Landis Yuri Soto
As a Human Rights Studies Major being able to conduct this research has not only allowed me to know more about the SDGs and Human Rights Cities, its has also been a good learning experience on how the local and international communities can work together effectively to achieve goals.
I have also been able to learn more about the amazing work that is taking place throughout the Dayton Community, especially in regards to just and equitable methods used to assure that more and more underrepresented communities are being included.
Finally, this research has given an idea on how hard it can be to start an advocacy campaign.
Andrew Kohls, Katie O'Rourke, Cade Pantano

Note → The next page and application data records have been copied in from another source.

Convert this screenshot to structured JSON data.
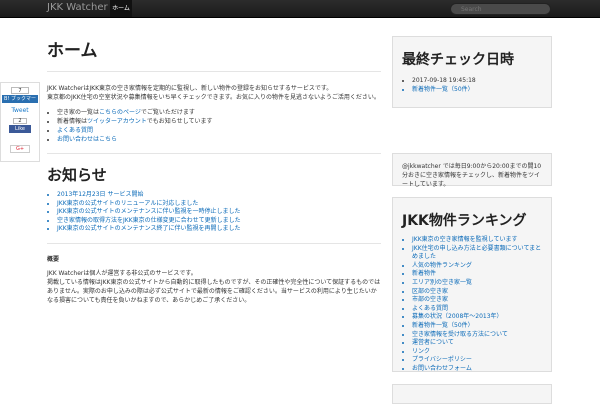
{
  "navbar": {
    "brand": "JKK Watcher",
    "active_item": "ホーム",
    "search_placeholder": "Search"
  },
  "social": {
    "hatena_count": "7",
    "hatena_label": "B! ブックマーク",
    "tweet_label": "Tweet",
    "fb_count": "2",
    "fb_label": "Like",
    "gplus_label": "G+"
  },
  "main": {
    "title": "ホーム",
    "intro_line1": "JKK WatcherはJKK東京の空き家情報を定期的に監視し、新しい物件の登録をお知らせするサービスです。",
    "intro_line2": "東京都のJKK住宅の空室状況や募集情報をいち早くチェックできます。お気に入りの物件を見逃さないようご活用ください。",
    "features": [
      {
        "text_before": "空き家の一覧は",
        "link": "こちらのページ",
        "text_after": "でご覧いただけます"
      },
      {
        "text_before": "新着情報は",
        "link": "ツイッターアカウント",
        "text_after": "でもお知らせしています"
      },
      {
        "text_before": "",
        "link": "よくある質問",
        "text_after": ""
      },
      {
        "text_before": "",
        "link": "お問い合わせはこちら",
        "text_after": ""
      }
    ],
    "news_title": "お知らせ",
    "news": [
      "2013年12月23日 サービス開始",
      "JKK東京の公式サイトのリニューアルに対応しました",
      "JKK東京の公式サイトのメンテナンスに伴い監視を一時停止しました",
      "空き家情報の取得方法をJKK東京の仕様変更に合わせて更新しました",
      "JKK東京の公式サイトのメンテナンス終了に伴い監視を再開しました"
    ],
    "about_title": "概要",
    "about_line1": "JKK Watcherは個人が運営する非公式のサービスです。",
    "about_line2": "掲載している情報はJKK東京の公式サイトから自動的に取得したものですが、その正確性や完全性について保証するものではありません。実際のお申し込みの際は必ず公式サイトで最新の情報をご確認ください。当サービスの利用により生じたいかなる損害についても責任を負いかねますので、あらかじめご了承ください。"
  },
  "sidebar": {
    "update_title": "最終チェック日時",
    "update_items": [
      "2017-09-18 19:45:18",
      "新着物件一覧（50件）"
    ],
    "twitter_text": "@jkkwatcher では毎日9:00から20:00までの間10分おきに空き家情報をチェックし、新着物件をツイートしています。",
    "twitter_handle": "@jkkwatcher",
    "popular_title": "JKK物件ランキング",
    "popular_items": [
      "JKK東京の空き家情報を監視しています",
      "JKK住宅の申し込み方法と必要書類についてまとめました",
      "人気の物件ランキング",
      "新着物件",
      "エリア別の空き家一覧",
      "区部の空き家",
      "市部の空き家",
      "よくある質問",
      "募集の状況（2008年〜2013年）",
      "新着物件一覧（50件）",
      "空き家情報を受け取る方法について",
      "運営者について",
      "リンク",
      "プライバシーポリシー",
      "お問い合わせフォーム"
    ]
  }
}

As alternatives to the classic gasoline and diesel powered vehicles become more popular for people looking to reduce their carbon footprint, it is important to take a holistic approach in determining what is truly the best option for the environment. An environmentally extended Life Cycle Assessment (LCA) was used to evaluate two categories of alternative fuels, electric-powered and bio-fuels. Electric-powered engines are an increasing percentage of vehicles on the road, the U.S. market share of plug-in electric passenger cars now sits at 2.2% of cars that take the road. (Coren) Three different classes of electric engines were analyzed in this study: single, dual, and tri-motor. Biofuel research is rapidly expanding and being implemented, as 10% of U.S. vehicle fuel consumption (by volume) was ethanol and over 98% of U.S. gasoline contained ethanol in 2018. (University of Michigan) This study analyzed the three main biofuels of compressed natural gas, ethanol, and biodiesel. A hybrid method of LCA allows for specific process data to be used when available, with general industry data to fill in the gaps, in order to get the most complete picture possible. ReferencesCoren, Michael J. “Automakers May Have Completely Overestimated How Many People Want Electric Cars.” Quartz, Quartz, 6 Jan. 2020, qz.com/1533976/automakers-may-overproduce-14-million-electric-cars-by-2030/.Center for Sustainable Systems, University of Michigan. 2019. "Biofuels Factsheet." Pub. No. CSS08-09.